Dr Kruszelnicki will take time out from a tour promoting his latest book, Game of Knowns, to give "estimates or best guesses of where I see the future as going".
One of those "guesses" involves University of Wollongong's Information and Communications Technology graduates and the new 3D printing technology, which makes objects, not just images of them.
"Wollongong University has the highest output of ICT graduates in all of Australia," Dr Kruszelnicki said.
"That ties in with the wonderful new invention called the 3D printer. I could be wrong but I think the 3D printer is going to be bigger than Ben Hur.
"The way I see it heading is we are revolutionising manufacturing processes.
"You can print a vaccine if there's a sudden flu epidemic, or a violin, or an axle for your 4WD drive, or your next meal or some clothing or a remote control for your TV.
"So I see 3D printing as being as big if not bigger than Gutenberg printing in 1450 or the steam engine in 1750 or the transistor in 1950."
Dr Kruszelnicki has his roots in Wollongong, growing up in a home in Hillcrest Avenue, and attending St Therese Primary School, Edmund Rice College and the University of Wollongong.
Any time he's heading south, he says he pulls into Wollongong just to drive by the old house. And to see how the city has changed.
"It's got high unemployment and it shows," he said.
"It's not a robust, thriving town. It can be, it was. But at the moment, it's looking for a direction."
One way to find that direction, he said, was for people to work together.
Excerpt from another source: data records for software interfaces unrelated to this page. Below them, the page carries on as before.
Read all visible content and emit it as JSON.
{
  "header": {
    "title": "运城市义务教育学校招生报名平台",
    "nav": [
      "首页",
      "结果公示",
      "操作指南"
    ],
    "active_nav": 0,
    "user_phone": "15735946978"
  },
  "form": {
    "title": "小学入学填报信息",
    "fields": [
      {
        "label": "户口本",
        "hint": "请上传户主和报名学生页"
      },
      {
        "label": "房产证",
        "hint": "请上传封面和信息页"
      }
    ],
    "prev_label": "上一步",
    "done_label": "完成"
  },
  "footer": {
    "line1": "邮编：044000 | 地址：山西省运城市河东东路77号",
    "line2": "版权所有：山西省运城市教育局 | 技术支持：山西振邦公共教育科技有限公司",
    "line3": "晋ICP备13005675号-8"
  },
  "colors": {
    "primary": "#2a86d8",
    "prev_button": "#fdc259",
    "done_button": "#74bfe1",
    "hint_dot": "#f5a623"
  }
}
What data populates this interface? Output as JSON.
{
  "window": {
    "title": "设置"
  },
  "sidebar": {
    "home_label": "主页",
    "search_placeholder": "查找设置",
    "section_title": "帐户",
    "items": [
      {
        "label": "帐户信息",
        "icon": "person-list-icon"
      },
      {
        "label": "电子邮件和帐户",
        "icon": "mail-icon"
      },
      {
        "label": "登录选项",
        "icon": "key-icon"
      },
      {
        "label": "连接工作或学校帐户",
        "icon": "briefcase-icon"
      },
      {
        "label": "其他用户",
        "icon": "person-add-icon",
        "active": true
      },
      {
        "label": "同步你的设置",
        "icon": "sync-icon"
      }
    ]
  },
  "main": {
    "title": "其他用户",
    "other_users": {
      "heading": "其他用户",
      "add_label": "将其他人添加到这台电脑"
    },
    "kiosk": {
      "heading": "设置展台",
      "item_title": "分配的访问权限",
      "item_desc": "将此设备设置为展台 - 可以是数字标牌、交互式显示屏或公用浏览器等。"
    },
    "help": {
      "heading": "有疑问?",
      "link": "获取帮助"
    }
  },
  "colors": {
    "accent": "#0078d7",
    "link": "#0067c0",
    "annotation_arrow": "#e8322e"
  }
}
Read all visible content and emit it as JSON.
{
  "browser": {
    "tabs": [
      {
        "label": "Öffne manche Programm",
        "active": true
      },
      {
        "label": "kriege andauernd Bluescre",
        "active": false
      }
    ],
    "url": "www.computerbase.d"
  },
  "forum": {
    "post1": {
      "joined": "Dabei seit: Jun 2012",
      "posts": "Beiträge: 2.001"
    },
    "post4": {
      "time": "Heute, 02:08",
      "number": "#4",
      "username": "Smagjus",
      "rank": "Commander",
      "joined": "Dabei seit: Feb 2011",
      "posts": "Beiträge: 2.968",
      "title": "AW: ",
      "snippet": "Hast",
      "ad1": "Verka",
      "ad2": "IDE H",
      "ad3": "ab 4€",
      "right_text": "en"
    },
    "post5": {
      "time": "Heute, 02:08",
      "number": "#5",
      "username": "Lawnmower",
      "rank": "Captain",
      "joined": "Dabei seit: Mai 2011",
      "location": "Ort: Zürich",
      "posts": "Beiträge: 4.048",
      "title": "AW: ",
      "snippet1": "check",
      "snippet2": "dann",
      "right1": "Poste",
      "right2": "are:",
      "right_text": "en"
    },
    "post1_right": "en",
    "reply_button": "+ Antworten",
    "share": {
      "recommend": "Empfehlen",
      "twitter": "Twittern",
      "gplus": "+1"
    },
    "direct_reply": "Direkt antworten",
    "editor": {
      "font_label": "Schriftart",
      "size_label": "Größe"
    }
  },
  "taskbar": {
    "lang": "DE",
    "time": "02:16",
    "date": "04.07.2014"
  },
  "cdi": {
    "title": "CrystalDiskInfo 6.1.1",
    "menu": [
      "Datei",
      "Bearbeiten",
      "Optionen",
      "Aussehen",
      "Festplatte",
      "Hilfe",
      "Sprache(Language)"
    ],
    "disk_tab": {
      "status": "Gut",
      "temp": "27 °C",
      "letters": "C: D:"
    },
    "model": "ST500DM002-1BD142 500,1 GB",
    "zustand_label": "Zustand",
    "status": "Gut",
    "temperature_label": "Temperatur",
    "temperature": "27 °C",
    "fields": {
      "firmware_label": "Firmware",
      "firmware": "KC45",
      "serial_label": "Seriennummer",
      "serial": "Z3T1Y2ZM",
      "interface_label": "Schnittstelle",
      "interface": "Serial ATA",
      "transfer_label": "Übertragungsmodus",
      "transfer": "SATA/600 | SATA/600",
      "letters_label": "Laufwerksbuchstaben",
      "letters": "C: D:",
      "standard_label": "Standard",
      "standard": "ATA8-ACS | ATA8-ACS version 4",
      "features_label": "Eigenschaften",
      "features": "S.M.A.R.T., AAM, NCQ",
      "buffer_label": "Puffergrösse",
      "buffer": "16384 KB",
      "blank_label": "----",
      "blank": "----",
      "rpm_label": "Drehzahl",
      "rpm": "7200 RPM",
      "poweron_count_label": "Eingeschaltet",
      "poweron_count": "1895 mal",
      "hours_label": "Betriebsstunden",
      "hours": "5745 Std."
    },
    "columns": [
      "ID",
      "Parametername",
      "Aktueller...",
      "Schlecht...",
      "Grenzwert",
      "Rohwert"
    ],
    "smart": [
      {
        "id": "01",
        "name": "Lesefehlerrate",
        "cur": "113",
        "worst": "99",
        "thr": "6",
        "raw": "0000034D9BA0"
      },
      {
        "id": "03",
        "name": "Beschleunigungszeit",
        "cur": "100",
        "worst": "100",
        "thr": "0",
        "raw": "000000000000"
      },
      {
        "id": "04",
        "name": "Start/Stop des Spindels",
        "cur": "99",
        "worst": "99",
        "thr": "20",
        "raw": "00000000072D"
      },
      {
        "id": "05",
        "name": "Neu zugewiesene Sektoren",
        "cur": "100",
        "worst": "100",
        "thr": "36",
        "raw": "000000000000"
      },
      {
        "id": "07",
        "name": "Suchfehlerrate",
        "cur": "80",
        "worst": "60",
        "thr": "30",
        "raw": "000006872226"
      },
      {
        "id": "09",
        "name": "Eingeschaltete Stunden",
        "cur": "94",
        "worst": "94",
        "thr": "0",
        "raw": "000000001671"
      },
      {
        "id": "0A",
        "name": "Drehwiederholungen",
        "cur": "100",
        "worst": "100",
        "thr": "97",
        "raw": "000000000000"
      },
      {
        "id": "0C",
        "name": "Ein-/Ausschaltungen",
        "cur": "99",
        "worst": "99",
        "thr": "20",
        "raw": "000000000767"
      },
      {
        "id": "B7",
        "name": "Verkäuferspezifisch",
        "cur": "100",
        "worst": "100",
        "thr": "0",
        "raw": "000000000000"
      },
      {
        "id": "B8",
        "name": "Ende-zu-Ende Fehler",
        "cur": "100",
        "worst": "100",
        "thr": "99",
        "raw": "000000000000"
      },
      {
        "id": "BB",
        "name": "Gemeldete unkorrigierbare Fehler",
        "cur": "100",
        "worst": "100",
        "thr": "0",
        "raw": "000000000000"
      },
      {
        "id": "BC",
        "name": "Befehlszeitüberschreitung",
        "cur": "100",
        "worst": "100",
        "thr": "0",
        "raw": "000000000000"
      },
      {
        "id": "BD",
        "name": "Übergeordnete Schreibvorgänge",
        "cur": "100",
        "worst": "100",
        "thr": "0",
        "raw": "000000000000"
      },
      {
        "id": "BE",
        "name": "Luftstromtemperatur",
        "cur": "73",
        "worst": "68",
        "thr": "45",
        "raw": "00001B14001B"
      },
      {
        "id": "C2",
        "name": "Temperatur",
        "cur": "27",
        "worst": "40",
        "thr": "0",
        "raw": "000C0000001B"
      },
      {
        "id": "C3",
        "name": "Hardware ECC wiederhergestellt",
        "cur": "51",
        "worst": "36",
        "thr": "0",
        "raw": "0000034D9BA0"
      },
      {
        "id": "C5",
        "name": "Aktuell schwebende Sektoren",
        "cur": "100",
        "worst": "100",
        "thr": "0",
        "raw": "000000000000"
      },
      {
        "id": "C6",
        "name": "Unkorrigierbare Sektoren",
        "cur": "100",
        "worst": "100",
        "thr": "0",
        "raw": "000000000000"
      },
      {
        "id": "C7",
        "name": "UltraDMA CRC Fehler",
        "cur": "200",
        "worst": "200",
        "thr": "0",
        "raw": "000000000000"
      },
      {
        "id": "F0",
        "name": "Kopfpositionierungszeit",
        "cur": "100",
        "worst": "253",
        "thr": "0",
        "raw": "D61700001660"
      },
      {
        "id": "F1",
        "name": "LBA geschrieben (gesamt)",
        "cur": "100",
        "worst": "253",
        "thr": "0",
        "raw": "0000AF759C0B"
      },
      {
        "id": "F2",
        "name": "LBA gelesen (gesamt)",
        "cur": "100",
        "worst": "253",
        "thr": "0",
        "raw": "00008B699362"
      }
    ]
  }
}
That could be done by people having their say on the region's future - because they have to live here.
"If it's saying we want more parks, we want more schools or we want fewer parks or fewer schools, that is what the general public absolutely should be saying, because they're the ones who have to live here," he said.
"In many cases, the things that are beloved by the architect are not beloved by the people who have to live in it.
"You find in many cases buildings win prizes for wonderful designs and people hate to work in them.
"So you need that local input."
A Planning Department spokesman said Dr Kruszelnicki was chosen for the forum because he could offer a fresh approach to the region's future.
"As both a home-grown Illawarra boy and a leading scientist, Dr Karl will also bring a unique perspective of how the region has changed over time and how growth may affect the environment in the area over the next 20 years," the spokesman said.